*** INPUT MATERIAL

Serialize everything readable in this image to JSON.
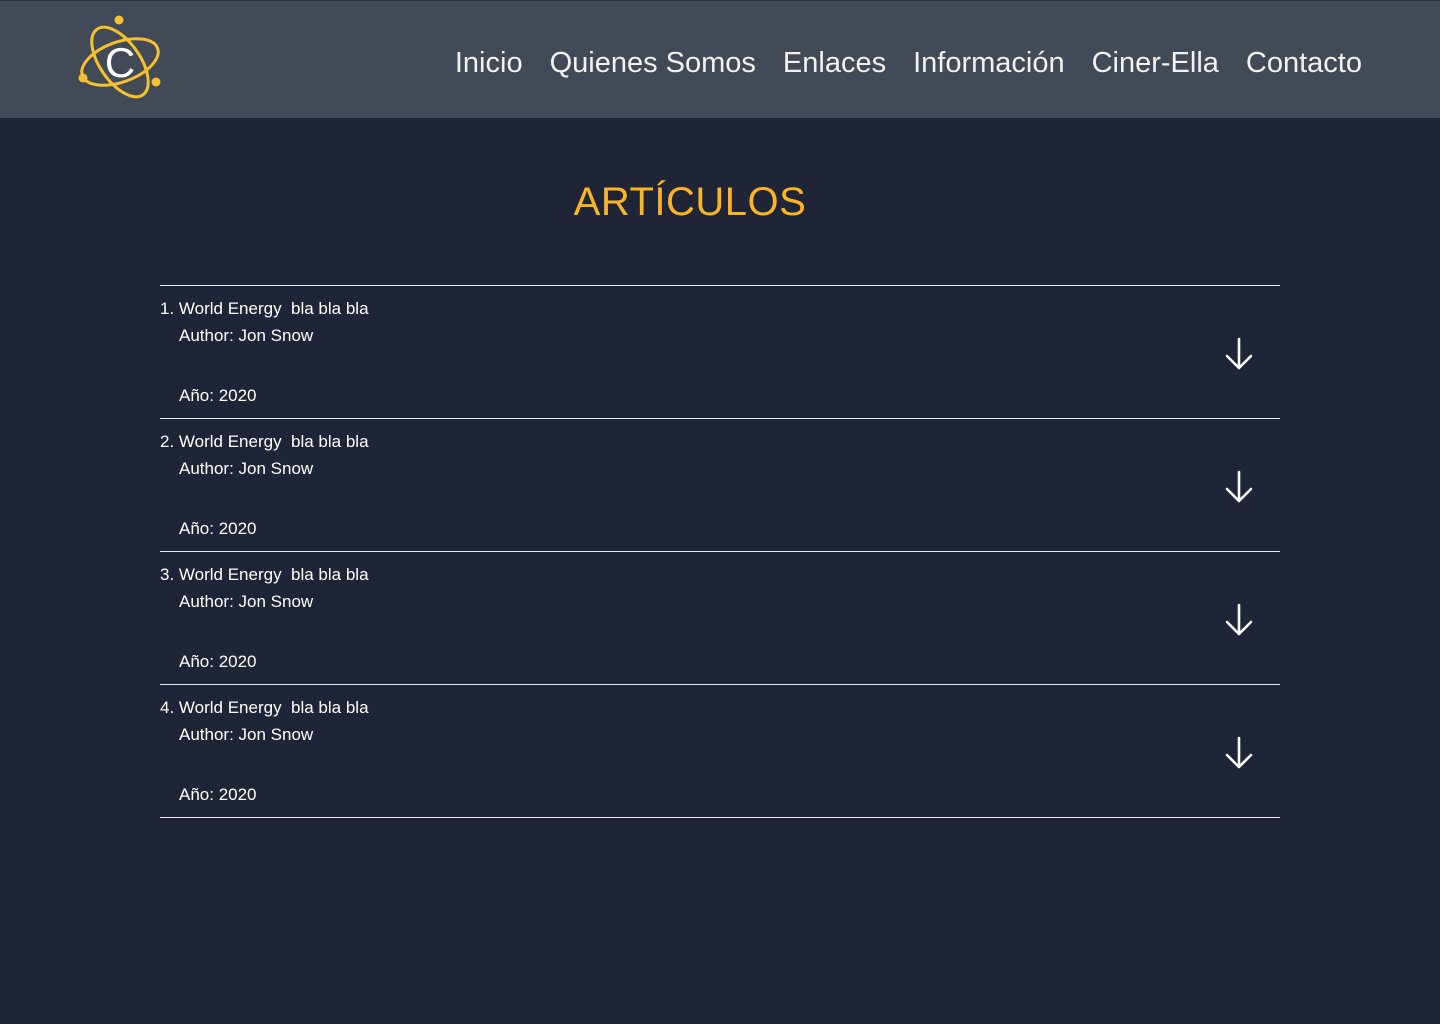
{
  "header": {
    "logo_letter": "C",
    "nav": [
      "Inicio",
      "Quienes Somos",
      "Enlaces",
      "Información",
      "Ciner-Ella",
      "Contacto"
    ]
  },
  "page_title": "ARTÍCULOS",
  "articles": [
    {
      "title": "1. World Energy  bla bla bla",
      "author": "Author: Jon Snow",
      "year": "Año: 2020",
      "icon": "arrow-down-icon"
    },
    {
      "title": "2. World Energy  bla bla bla",
      "author": "Author: Jon Snow",
      "year": "Año: 2020",
      "icon": "arrow-down-icon"
    },
    {
      "title": "3. World Energy  bla bla bla",
      "author": "Author: Jon Snow",
      "year": "Año: 2020",
      "icon": "arrow-down-icon"
    },
    {
      "title": "4. World Energy  bla bla bla",
      "author": "Author: Jon Snow",
      "year": "Año: 2020",
      "icon": "arrow-down-icon"
    }
  ],
  "colors": {
    "background": "#1f2536",
    "header": "#424957",
    "accent": "#f9b526"
  }
}
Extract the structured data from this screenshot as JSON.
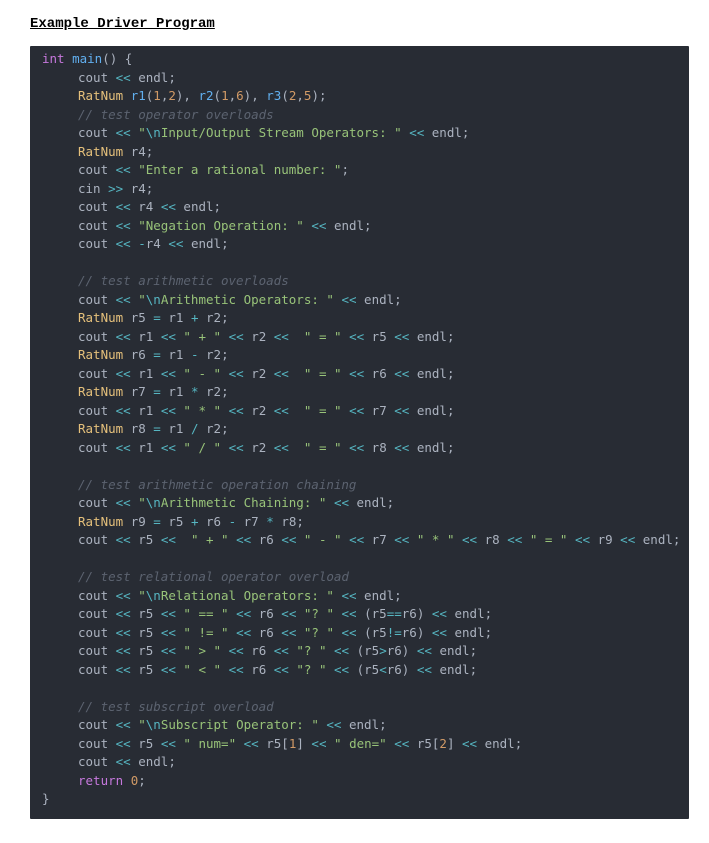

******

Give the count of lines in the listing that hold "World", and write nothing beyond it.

### RESPONSE TO THE TASK
4